A very common story in USA is the houses that have a small construction within the property where a family, a couple or a student who is studying at the university lives.
Probably, this extra construction is not regulated by current planning instruments and those who live there have some kind of agreement with the owners of the house where the price and the rules of coexistence are set.
In the United States (US) this type of housing is known as units of housing accessory or grapes ( accessory dwelling units or ADUs ) and are an important strategy to build affordable housing in cities.
Two houses on the same lot?
By definition, and according to the American Planning Association, Accessory Housing Units (UVAs) are independent homes built on the same lot as the main home and their construction is regulated by local regulations varying in their characteristics. What normally differentiates a UVA from a smaller construction on a lot where a house already exists, is that they have a separate entrance, their own bathroom, kitchen and, at least, one room.
According to the American Association of Retired Persons (AARP), UVAs can be classified as internal, attached, or isolated .
- Internal : these are units that are part of the main building, where the attic or basement of the house is converted into an independent unit.
- Attached : these are constructions that are attached to the main house, whether it is a new construction or the conversion of a garage.
- Isolated : they are independent units from the main house.
Accessory dwelling unit typologies. Adapted from AARP and Regional Planning Association.
History of UVAs
It is difficult to know for sure the origin of this type of housing. However, a document from the US Department of Housing and Urban Development (HUD) places its origins at the beginning of the 20th century . Although popular, the explosion of post-WWII suburban development and the emergence of zoning as a planning tool meant the ban on UVAs. Despite this, and in contravention of these new regulations, UVAs have continued to be built in many cities outside of the existing regulations since they also represent an extra income to the property owner. A study conducted in 2001, for example, estimated that in the city of San Francisco one in five residential buildings included a second illegal unit..
Currently, UVAs have been one of the policies that has been very popular in the US because they are a quick way to build houses and because most cities are zoned for single-family housing . The opportunity to generate housing through UVAs is gigantic.
Are two homes better than one?
Various documents ( HUD , RStreet and AARP ) show the benefits of accessory units for the places where they are implemented. Among the most important are:
- Increase in the housing stock : the construction of UVAs increases the number of housing units provided on each plot and, therefore, the supply of housing.
- Extra income : UVAs, being an additional rental home, generate extra resources for families of different income levels.
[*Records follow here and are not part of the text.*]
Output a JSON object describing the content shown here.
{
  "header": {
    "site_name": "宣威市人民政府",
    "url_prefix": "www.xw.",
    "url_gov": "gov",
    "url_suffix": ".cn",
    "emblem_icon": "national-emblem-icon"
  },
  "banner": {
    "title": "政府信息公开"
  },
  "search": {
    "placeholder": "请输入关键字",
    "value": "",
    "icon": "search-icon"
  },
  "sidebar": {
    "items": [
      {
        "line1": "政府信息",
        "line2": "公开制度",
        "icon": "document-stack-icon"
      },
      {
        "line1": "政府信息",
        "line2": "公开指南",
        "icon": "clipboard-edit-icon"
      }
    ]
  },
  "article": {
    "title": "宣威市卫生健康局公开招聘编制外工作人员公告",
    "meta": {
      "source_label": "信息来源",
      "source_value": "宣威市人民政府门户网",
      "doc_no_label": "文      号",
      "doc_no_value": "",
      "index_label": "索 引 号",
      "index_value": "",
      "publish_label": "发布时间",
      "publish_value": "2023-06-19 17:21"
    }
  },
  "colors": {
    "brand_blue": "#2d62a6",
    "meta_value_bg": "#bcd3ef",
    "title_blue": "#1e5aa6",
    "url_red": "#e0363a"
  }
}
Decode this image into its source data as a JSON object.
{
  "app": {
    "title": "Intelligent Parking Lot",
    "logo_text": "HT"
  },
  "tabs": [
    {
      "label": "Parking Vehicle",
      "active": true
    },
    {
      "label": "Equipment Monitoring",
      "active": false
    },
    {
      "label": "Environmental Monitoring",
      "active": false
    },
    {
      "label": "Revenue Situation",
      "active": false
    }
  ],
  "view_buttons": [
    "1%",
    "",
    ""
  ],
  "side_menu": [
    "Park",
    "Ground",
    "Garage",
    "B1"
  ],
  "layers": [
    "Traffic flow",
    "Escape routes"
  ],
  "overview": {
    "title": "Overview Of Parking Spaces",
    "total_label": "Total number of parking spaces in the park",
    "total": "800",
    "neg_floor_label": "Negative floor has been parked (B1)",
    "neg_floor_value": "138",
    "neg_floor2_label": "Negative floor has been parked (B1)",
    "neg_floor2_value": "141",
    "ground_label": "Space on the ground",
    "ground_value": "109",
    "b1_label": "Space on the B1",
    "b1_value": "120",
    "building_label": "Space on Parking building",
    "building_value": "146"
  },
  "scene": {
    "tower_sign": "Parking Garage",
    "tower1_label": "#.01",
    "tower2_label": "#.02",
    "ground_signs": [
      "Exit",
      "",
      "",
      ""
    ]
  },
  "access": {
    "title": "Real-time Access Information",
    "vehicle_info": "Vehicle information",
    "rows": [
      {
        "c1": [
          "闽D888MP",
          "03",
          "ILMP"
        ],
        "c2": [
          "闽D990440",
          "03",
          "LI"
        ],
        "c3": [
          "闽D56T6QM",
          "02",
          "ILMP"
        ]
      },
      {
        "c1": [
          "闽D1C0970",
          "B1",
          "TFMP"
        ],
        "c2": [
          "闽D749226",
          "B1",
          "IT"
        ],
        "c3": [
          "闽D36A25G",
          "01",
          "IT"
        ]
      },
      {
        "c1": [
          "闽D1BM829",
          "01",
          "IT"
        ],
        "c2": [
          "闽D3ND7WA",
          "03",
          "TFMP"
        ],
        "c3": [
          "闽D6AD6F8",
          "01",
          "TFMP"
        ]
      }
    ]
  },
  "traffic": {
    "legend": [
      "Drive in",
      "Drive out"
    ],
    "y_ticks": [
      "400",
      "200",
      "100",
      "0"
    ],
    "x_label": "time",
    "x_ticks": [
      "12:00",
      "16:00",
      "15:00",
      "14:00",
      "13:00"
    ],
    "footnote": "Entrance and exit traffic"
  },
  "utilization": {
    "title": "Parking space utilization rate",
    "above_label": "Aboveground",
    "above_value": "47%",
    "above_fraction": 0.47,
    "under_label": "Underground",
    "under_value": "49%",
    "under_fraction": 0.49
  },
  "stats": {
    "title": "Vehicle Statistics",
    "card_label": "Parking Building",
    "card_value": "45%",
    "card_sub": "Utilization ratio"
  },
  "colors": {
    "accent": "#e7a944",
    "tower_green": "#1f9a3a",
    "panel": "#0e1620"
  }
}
Many times these units are generated by low-income families, so they are a mechanism to improve their economy.
- Low construction cost : being units that are built on the same lot, or that are generated through a conversion or rehabilitation of spaces in a home, the construction cost is much lower.
- They generate affordable housing : Being the cheapest UVAs to build, they are generally more affordable housing options for young people or small families.
- Avoid displacement of families: many older couples build a UVA to move in and rent the main home, allowing them to stay in the communities where they have lived for years and reducing their housing expenses. Other families, on the other hand, use UVAs to allow several generations of a family to live together.
What are the implementation challenges?
Although UVAs are a great strategy for generating new homes, they are not without challenges. Here are some of the most important:
- Changes in zoning : implementing a UVA strategy in a city is not an easy task, since changes are required in the regulations for its application, such as controls for density and / or quantity of housing per plot and space regulations open on lots with single family homes.
- Informal UVAs : having a UVA regulation is often not enough. The example of Durango, in Colorado, shows that the real challenge in the city came later, with the need to regulate the existing UVAs and adapt the requirements to meet the demands of the community .
- Construction and permitting costs : Although cheaper, UVAs are not necessarily easy to build for those interested. However, many of these construction costs are tied to existing regulations. In California, for example, some of the barriers to the construction of UVAs are construction fees and costs relative to the minimum requirements required by regulations .
- Impact on local infrastructure : the increase in the number of existing units in a community generates impacts on the existing infrastructure network (water, electricity, garbage collection, etc.). However, and according to a document from the Regional Planning Association (RPA) entitled “ Be my neighbor. Housing solutions with potential: UVAs and conversions ”, the increase in value generated by UVAs allows infrastructure improvements to be made when necessary, taking into account that many times the installed capacity is greater and that it is possible to densify without the need for improvements